Sounds good, you’re thinking. But how to do this when your kids pack a lunch from home (which is what we do now that we’re back living in Vancouver)?

Here’s one simple idea: designate one of the compartments in your child’s lunchbox the ‘Surprise Box’ (we use ones from EasyLunchboxes). We chose the smallest compartment, into which I pack fun, unusual things (fruits, vegetables, or even sweet treats). We talk about the new foods when the kids get home — they love sharing their reactions. And I make sure to put in rare favourites (like out-of-season fruit) from time to time, so they have really positive associations with the Surprise Box.

Some recent suggestions from our Surprise Boxes: pomegranate seeds, very thinly sliced endive (French ‘chiffonade’ style), cubed mango, tiny baby carrots (from my neighbour, who was thinning her new carrot plants), a basil leaf, and (my personal recent fave) a macaroon (on National Macaroon Day, bien sur!).

If you do try it, let me know how your kids like it! And I’d love suggestions about other things to include as Surprises.

4 thoughts on “French Taste Training Tip of the Week: The Lunch 'Surprise Box'

  1. Great tip! I use the smallest compartment in our Planet Box lunchbox to put a little surprise for the kids. And it is really important to follow up with them, I agree. I would also emphasize that it should not be dedicated to “healthy” foods only, as you mentioned in your post. An occasional treat in the “surprise” box automatically elevates the status of other foods kids find there.


  2. Great idea! When our son was younger, we used to play “guess the spice” at breakfast. We’d sprinkle a mystery spice on our fruit and we’d have to guess what it was. We were trying to do the same thing — introduce new tastes with a bit of fun and adventure to make them more acceptable.

    I will try your technique — it’s a good one!

    (And congrats on your book — I just ordered it on amazon.)


Leave a Reply

Fill in your details below or click an icon to log in: Logo

You are commenting using your account.
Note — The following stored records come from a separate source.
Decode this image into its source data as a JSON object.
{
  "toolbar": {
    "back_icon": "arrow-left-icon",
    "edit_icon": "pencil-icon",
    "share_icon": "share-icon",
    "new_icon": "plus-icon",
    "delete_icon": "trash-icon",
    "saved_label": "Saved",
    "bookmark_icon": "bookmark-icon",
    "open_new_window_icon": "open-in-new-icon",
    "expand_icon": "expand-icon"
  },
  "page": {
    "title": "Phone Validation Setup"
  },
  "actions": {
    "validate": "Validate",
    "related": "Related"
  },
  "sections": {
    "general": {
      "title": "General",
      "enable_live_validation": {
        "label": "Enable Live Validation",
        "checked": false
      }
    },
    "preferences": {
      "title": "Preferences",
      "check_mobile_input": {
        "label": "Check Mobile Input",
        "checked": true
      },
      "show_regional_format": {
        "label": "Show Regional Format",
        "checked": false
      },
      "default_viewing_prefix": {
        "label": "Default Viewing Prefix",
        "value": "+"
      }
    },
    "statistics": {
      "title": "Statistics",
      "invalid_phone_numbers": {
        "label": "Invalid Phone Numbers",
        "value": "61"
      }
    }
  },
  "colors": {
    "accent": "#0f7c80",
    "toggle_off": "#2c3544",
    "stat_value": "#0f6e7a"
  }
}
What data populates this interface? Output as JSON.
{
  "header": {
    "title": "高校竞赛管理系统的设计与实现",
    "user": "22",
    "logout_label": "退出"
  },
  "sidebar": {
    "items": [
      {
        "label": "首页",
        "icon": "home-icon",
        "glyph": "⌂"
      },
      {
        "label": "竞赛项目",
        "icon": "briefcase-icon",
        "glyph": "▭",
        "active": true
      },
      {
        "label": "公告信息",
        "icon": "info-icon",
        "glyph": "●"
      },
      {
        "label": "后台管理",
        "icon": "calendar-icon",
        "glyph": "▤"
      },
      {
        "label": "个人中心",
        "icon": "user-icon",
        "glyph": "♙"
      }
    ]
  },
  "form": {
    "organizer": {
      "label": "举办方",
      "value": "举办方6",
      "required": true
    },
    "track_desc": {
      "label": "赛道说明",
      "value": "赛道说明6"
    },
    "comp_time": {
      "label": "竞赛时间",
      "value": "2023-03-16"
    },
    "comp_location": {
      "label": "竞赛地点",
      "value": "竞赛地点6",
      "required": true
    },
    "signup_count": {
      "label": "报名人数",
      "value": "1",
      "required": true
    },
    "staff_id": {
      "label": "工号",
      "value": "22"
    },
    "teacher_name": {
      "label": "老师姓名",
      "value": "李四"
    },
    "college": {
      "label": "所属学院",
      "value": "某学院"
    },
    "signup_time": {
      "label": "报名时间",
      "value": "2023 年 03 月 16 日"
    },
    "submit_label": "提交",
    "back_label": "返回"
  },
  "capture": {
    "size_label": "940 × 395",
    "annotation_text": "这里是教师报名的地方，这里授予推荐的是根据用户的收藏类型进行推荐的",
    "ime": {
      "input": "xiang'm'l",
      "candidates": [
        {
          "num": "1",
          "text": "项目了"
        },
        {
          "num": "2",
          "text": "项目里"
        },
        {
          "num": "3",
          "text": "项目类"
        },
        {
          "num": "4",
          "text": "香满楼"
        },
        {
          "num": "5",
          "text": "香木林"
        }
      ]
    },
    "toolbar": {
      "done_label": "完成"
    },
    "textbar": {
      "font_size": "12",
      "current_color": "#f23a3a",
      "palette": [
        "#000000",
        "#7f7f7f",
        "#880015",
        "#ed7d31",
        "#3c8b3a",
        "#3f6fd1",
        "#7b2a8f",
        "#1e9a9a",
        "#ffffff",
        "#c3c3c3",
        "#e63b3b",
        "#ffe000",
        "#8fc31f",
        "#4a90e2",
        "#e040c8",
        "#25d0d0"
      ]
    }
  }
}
Log Out /  Change )

Facebook photo

You are commenting using your Facebook account. Log Out /  Change )

Connecting to %s